Prompt >> Would you please restate all of the entries exactly, apart from the pictures?
[[ Given data, beginning ]]
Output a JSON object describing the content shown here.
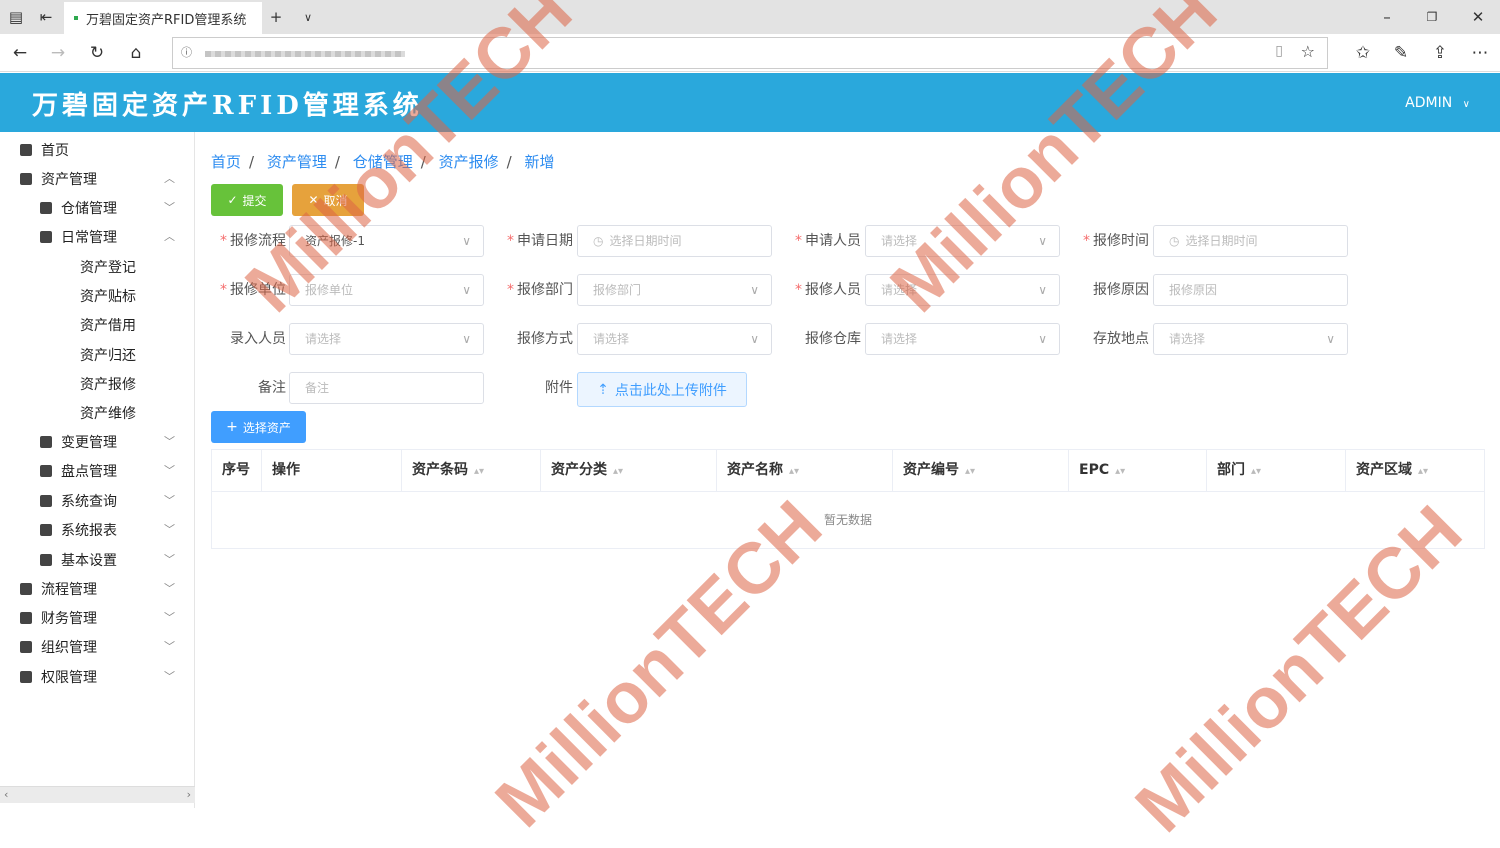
{
  "browser": {
    "tab_title": "万碧固定资产RFID管理系统"
  },
  "app": {
    "title": "万碧固定资产RFID管理系统",
    "user": "ADMIN"
  },
  "sidebar": {
    "items": [
      {
        "label": "首页",
        "level": 0
      },
      {
        "label": "资产管理",
        "level": 0
      },
      {
        "label": "仓储管理",
        "level": 1
      },
      {
        "label": "日常管理",
        "level": 1
      },
      {
        "label": "资产登记",
        "level": 2
      },
      {
        "label": "资产贴标",
        "level": 2
      },
      {
        "label": "资产借用",
        "level": 2
      },
      {
        "label": "资产归还",
        "level": 2
      },
      {
        "label": "资产报修",
        "level": 2
      },
      {
        "label": "资产维修",
        "level": 2
      },
      {
        "label": "变更管理",
        "level": 1
      },
      {
        "label": "盘点管理",
        "level": 1
      },
      {
        "label": "系统查询",
        "level": 1
      },
      {
        "label": "系统报表",
        "level": 1
      },
      {
        "label": "基本设置",
        "level": 1
      },
      {
        "label": "流程管理",
        "level": 0
      },
      {
        "label": "财务管理",
        "level": 0
      },
      {
        "label": "组织管理",
        "level": 0
      },
      {
        "label": "权限管理",
        "level": 0
      }
    ]
  },
  "breadcrumb": [
    "首页",
    "资产管理",
    "仓储管理",
    "资产报修",
    "新增"
  ],
  "buttons": {
    "submit": "提交",
    "cancel": "取消",
    "select_assets": "选择资产",
    "upload": "点击此处上传附件"
  },
  "form": {
    "repair_flow": {
      "label": "报修流程",
      "value": "资产报修-1"
    },
    "apply_date": {
      "label": "申请日期",
      "placeholder": "选择日期时间"
    },
    "applicant": {
      "label": "申请人员",
      "placeholder": "请选择"
    },
    "repair_time": {
      "label": "报修时间",
      "placeholder": "选择日期时间"
    },
    "repair_unit": {
      "label": "报修单位",
      "placeholder": "报修单位"
    },
    "repair_dept": {
      "label": "报修部门",
      "placeholder": "报修部门"
    },
    "repair_person": {
      "label": "报修人员",
      "placeholder": "请选择"
    },
    "repair_reason": {
      "label": "报修原因",
      "placeholder": "报修原因"
    },
    "entry_person": {
      "label": "录入人员",
      "placeholder": "请选择"
    },
    "repair_method": {
      "label": "报修方式",
      "placeholder": "请选择"
    },
    "repair_warehouse": {
      "label": "报修仓库",
      "placeholder": "请选择"
    },
    "storage_location": {
      "label": "存放地点",
      "placeholder": "请选择"
    },
    "remark": {
      "label": "备注",
      "placeholder": "备注"
    },
    "attachment": {
      "label": "附件"
    }
  },
  "table": {
    "columns": [
      "序号",
      "操作",
      "资产条码",
      "资产分类",
      "资产名称",
      "资产编号",
      "EPC",
      "部门",
      "资产区域"
    ],
    "empty_text": "暂无数据"
  },
  "watermark": "MillionTECH"
}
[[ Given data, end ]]
Task output >>
Output a JSON object describing the content shown here.
{
  "browser": {
    "tab_title": "万碧固定资产RFID管理系统"
  },
  "app": {
    "title": "万碧固定资产RFID管理系统",
    "user": "ADMIN"
  },
  "sidebar": {
    "items": [
      {
        "label": "首页",
        "level": 0
      },
      {
        "label": "资产管理",
        "level": 0
      },
      {
        "label": "仓储管理",
        "level": 1
      },
      {
        "label": "日常管理",
        "level": 1
      },
      {
        "label": "资产登记",
        "level": 2
      },
      {
        "label": "资产贴标",
        "level": 2
      },
      {
        "label": "资产借用",
        "level": 2
      },
      {
        "label": "资产归还",
        "level": 2
      },
      {
        "label": "资产报修",
        "level": 2
      },
      {
        "label": "资产维修",
        "level": 2
      },
      {
        "label": "变更管理",
        "level": 1
      },
      {
        "label": "盘点管理",
        "level": 1
      },
      {
        "label": "系统查询",
        "level": 1
      },
      {
        "label": "系统报表",
        "level": 1
      },
      {
        "label": "基本设置",
        "level": 1
      },
      {
        "label": "流程管理",
        "level": 0
      },
      {
        "label": "财务管理",
        "level": 0
      },
      {
        "label": "组织管理",
        "level": 0
      },
      {
        "label": "权限管理",
        "level": 0
      }
    ]
  },
  "breadcrumb": [
    "首页",
    "资产管理",
    "仓储管理",
    "资产报修",
    "新增"
  ],
  "buttons": {
    "submit": "提交",
    "cancel": "取消",
    "select_assets": "选择资产",
    "upload": "点击此处上传附件"
  },
  "form": {
    "repair_flow": {
      "label": "报修流程",
      "value": "资产报修-1"
    },
    "apply_date": {
      "label": "申请日期",
      "placeholder": "选择日期时间"
    },
    "applicant": {
      "label": "申请人员",
      "placeholder": "请选择"
    },
    "repair_time": {
      "label": "报修时间",
      "placeholder": "选择日期时间"
    },
    "repair_unit": {
      "label": "报修单位",
      "placeholder": "报修单位"
    },
    "repair_dept": {
      "label": "报修部门",
      "placeholder": "报修部门"
    },
    "repair_person": {
      "label": "报修人员",
      "placeholder": "请选择"
    },
    "repair_reason": {
      "label": "报修原因",
      "placeholder": "报修原因"
    },
    "entry_person": {
      "label": "录入人员",
      "placeholder": "请选择"
    },
    "repair_method": {
      "label": "报修方式",
      "placeholder": "请选择"
    },
    "repair_warehouse": {
      "label": "报修仓库",
      "placeholder": "请选择"
    },
    "storage_location": {
      "label": "存放地点",
      "placeholder": "请选择"
    },
    "remark": {
      "label": "备注",
      "placeholder": "备注"
    },
    "attachment": {
      "label": "附件"
    }
  },
  "table": {
    "columns": [
      "序号",
      "操作",
      "资产条码",
      "资产分类",
      "资产名称",
      "资产编号",
      "EPC",
      "部门",
      "资产区域"
    ],
    "empty_text": "暂无数据"
  },
  "watermark": "MillionTECH"
}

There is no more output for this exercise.